In 1922, the Joint Council appointed a committee on reunions. This was to help smaller reunion groups benefit from the experience of those who had larger gatherings or who had been in the practice for more years. This committee was replaced in 1923 by a committee consisting of a member of the First Presidency, a member of the Twelve, and one representing the Church departments. They were given the task of working on reunion preparation as a year-round task. The reports to the Héraut from these years show that reunions continued to be blessed with rich outpourings of spiritual gifts and prophecies.

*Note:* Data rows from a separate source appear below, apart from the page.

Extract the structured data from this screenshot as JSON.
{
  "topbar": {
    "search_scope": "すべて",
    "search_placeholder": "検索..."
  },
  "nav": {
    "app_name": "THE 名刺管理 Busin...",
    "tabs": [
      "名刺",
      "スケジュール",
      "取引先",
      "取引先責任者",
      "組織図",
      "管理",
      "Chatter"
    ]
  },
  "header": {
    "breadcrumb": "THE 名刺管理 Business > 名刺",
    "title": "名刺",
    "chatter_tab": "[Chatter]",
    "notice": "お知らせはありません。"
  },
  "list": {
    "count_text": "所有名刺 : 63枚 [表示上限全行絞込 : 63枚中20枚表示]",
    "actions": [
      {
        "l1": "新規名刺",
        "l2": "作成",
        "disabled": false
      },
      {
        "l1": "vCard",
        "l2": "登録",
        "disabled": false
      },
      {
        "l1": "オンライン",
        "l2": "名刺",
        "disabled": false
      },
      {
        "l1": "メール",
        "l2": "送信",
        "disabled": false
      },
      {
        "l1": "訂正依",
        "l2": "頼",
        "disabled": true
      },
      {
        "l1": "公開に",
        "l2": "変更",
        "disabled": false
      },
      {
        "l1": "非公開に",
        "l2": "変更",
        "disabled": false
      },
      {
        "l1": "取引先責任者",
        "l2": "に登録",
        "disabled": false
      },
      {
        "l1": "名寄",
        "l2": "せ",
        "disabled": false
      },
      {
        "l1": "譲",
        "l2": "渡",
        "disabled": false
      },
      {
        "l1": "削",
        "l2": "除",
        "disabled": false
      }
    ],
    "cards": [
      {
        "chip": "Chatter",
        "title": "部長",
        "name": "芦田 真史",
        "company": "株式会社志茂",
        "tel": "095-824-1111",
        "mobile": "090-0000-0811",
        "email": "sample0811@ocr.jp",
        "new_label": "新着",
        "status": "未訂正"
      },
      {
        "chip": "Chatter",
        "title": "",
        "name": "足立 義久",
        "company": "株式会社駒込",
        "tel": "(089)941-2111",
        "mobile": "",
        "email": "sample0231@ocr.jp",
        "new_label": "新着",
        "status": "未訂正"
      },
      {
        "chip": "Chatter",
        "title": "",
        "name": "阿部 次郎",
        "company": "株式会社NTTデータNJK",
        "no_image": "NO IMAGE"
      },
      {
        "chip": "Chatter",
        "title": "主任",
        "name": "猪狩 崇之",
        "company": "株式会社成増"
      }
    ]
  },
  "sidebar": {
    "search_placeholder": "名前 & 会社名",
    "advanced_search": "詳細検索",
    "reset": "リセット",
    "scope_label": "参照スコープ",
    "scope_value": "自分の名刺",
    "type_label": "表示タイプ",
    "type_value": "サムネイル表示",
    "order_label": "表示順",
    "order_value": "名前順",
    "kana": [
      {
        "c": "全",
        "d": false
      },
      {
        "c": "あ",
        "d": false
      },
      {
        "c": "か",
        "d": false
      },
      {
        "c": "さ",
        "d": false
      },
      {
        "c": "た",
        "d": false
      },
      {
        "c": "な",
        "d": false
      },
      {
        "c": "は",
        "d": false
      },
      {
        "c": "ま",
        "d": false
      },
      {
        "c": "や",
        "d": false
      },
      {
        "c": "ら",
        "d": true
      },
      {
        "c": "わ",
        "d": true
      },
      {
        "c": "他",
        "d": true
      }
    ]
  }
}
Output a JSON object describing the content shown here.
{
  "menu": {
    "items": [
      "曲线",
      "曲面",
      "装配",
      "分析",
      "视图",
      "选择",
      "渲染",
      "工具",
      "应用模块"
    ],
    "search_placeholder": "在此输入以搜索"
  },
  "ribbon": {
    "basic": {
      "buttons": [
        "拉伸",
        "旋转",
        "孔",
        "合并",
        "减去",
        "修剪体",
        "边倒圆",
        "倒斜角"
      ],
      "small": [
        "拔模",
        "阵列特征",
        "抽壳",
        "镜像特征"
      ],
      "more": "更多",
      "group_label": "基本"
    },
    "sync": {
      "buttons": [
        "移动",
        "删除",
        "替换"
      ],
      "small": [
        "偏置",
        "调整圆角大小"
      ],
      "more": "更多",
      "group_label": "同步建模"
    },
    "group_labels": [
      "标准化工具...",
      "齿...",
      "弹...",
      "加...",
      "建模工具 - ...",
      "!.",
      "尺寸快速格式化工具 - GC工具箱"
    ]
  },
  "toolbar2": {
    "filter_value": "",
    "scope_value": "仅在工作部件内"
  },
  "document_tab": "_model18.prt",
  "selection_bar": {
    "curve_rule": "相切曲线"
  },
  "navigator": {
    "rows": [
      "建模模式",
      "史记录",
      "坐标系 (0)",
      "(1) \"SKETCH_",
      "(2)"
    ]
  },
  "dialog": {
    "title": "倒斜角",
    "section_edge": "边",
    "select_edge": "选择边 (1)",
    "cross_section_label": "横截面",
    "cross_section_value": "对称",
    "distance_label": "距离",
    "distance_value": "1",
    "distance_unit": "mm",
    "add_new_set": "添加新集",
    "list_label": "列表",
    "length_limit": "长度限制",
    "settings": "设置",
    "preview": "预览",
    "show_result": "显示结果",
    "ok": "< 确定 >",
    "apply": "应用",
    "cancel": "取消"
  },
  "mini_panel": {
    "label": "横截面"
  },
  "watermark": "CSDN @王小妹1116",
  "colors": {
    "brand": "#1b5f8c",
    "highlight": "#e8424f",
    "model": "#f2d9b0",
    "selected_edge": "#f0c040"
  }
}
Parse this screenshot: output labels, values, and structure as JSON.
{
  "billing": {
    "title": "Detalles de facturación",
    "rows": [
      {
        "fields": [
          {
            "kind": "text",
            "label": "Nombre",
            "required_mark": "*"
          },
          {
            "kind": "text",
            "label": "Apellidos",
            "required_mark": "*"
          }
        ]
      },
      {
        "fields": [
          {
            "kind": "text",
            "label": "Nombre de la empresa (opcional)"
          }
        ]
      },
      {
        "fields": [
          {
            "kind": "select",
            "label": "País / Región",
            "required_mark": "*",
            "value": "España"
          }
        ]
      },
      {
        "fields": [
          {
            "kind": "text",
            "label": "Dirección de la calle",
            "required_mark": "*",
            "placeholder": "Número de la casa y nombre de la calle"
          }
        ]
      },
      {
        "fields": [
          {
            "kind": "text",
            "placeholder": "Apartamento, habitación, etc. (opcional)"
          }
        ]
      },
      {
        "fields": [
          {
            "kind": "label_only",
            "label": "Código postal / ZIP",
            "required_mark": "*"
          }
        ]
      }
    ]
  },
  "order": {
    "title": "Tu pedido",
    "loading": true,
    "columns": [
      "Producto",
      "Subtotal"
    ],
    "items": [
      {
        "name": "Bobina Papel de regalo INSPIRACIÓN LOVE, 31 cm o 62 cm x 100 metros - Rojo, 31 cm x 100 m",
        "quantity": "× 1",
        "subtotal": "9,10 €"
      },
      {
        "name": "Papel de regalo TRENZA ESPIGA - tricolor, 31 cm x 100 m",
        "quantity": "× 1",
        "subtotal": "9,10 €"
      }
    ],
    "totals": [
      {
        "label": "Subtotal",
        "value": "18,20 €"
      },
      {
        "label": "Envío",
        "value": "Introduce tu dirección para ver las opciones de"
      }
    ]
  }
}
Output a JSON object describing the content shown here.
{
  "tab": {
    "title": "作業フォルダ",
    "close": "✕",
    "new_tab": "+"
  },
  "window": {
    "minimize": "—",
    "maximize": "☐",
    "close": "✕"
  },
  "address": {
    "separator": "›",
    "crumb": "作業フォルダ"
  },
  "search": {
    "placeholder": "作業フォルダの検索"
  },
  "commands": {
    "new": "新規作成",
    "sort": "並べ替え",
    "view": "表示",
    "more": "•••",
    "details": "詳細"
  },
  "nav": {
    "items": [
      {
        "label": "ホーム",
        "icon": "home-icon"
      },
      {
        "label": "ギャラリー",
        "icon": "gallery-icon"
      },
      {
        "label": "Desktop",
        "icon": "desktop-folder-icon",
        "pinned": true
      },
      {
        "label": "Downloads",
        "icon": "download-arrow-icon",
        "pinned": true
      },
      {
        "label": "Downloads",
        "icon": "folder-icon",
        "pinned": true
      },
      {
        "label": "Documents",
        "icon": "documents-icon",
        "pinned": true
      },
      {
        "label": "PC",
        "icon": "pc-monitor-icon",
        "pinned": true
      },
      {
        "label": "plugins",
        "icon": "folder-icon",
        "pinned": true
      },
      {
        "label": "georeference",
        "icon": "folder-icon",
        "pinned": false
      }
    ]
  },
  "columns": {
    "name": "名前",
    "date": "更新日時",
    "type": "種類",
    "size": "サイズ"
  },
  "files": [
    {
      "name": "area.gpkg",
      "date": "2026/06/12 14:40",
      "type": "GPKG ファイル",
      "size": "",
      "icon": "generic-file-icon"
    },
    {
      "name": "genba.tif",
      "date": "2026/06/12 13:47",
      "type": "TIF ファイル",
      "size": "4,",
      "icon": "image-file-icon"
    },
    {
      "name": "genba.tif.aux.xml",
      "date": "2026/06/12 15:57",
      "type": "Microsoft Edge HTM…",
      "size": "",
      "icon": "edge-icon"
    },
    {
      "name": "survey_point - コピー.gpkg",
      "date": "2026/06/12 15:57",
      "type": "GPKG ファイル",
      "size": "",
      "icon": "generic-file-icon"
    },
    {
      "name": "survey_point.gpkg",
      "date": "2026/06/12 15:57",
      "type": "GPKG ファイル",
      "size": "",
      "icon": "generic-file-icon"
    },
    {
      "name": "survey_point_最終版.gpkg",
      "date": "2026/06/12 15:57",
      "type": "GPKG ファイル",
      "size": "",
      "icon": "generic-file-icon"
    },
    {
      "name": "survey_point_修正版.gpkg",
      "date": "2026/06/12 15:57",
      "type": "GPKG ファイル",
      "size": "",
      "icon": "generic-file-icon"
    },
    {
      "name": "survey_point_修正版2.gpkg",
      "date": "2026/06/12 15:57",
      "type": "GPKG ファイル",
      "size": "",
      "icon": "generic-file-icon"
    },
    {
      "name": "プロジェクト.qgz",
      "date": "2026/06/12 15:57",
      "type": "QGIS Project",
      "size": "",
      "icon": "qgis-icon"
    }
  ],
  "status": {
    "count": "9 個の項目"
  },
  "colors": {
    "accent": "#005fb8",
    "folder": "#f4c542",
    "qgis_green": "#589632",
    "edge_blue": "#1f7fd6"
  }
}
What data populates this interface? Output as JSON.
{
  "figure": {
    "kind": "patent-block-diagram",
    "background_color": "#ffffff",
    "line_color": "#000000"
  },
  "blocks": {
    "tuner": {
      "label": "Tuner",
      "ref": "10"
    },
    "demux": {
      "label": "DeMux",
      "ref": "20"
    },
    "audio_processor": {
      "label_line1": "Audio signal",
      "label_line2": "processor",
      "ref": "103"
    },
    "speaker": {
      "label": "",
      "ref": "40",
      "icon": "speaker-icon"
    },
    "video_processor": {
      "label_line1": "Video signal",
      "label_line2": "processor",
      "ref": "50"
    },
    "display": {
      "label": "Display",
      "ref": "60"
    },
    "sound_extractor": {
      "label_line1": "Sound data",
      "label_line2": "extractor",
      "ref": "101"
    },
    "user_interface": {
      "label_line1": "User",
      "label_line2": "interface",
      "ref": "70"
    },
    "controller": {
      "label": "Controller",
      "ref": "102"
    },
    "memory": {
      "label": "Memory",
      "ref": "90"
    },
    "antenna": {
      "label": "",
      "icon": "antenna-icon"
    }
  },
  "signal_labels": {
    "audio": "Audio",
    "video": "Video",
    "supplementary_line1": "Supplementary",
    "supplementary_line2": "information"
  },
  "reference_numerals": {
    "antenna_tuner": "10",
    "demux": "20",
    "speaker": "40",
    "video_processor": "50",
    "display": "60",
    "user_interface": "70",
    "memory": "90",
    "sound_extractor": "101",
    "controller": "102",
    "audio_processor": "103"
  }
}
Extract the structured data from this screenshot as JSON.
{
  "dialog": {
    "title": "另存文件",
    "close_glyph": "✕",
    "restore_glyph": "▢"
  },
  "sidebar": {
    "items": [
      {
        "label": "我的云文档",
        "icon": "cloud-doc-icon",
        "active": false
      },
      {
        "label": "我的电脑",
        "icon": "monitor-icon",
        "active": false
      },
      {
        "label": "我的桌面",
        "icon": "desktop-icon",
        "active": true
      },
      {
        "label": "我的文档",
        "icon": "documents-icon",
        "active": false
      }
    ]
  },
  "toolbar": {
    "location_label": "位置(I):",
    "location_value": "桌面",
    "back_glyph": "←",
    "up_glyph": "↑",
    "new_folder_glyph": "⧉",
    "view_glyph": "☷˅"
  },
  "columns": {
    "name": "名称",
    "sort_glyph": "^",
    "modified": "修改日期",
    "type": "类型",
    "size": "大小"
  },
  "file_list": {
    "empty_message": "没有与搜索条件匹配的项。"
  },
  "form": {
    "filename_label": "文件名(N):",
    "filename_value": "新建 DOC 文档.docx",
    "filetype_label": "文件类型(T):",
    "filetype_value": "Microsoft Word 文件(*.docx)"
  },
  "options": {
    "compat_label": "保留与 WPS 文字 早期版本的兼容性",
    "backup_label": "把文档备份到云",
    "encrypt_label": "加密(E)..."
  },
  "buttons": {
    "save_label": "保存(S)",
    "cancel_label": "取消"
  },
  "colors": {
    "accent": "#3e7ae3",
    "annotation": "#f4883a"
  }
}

In the 1920’s, centralized meal times became possible as groups constructed dining halls on their grounds. Planning for the food began months ahead of the reunion season. Many women’s groups sponsored “canning bees” to put up food for the coming reunions. At the same time, men would hold “work days” to get the grounds ready by cleaning and repairing facilities. All of these activities had a two-fold purpose: to reduce the costs associated with running a reunion and to promote fellowship and advanced spiritual preparation.
World conditions in the 1930’s and early 1940’s (the Great Depression and World War II) put a strain on some reunion activities and planning, but attendance continued to be surprisingly high, both in the United States and abroad. The dominant missionary tone of the earlier reunions had given way in large measure to pastoral ministries, although there were still many reunion baptisms, some even in war-torn England.
The members of the presiding quorums of the Church carried heavy burdens of responsibility during these years. Some of them taught or preached at as many as six reunions in a single season. Yet, they reported that each gathering was richly blessed. President McDowell said, “We believe that the spirit of this reunion can be taken as an index of the spirit of the Saints throughout the Church…There was present a spirit of hope, assurance of final victory, a conviction that…the purposes of God as expressed to the Church [shall] be realized.” (Church History, Vol 8)
The 1950’s and 60’s were a turbulent time within the Reorganized Church, but reunions continued to grow in popularity and in number. Most domestic field districts were able to purchase campgrounds during this time. Sometimes two or more districts would purchase land together, allowing for more Saints to attend reunions and youth camps.
The reunion experience was, for a time, sheltered from Church politics, but gradually, those issues pressed down even there. Those who wished to promote new doctrine and policies found the groups gathering each summer a captive audience and often tried to dominate a reunion’s focus. Sometimes it was successful; in others it was not. After a few years, those who were fundamentally like-minded tended to register only for those reunions that they felt would not expose them to unwanted changes. This also worked for a time, but eventually there came the time of breaking away.
As independent branches formed, the desire to rekindle the spirit of fellowship, worship, and outreach that had been such a large part of the reunion experiences through the years reformed. Very quickly, ways to gather in the summer for reunions and camps were found, and the tradition continued.
Today, the Remnant Church of Jesus Christ of Latter Day Saints hosts four or five reunions each summer. There, the blessings of gathering apart from the world are gained as Saints meet and fellowship together. It is a wonderful time to recharge spiritual “batteries” and renew commitments. If you haven’t attended a reunion in a while, look ahead to the coming summer and make that a priority in your planning. You will be blessed and strengthened just as Brother Curtis said so many years ago, “…the results for good are plain to be seen.”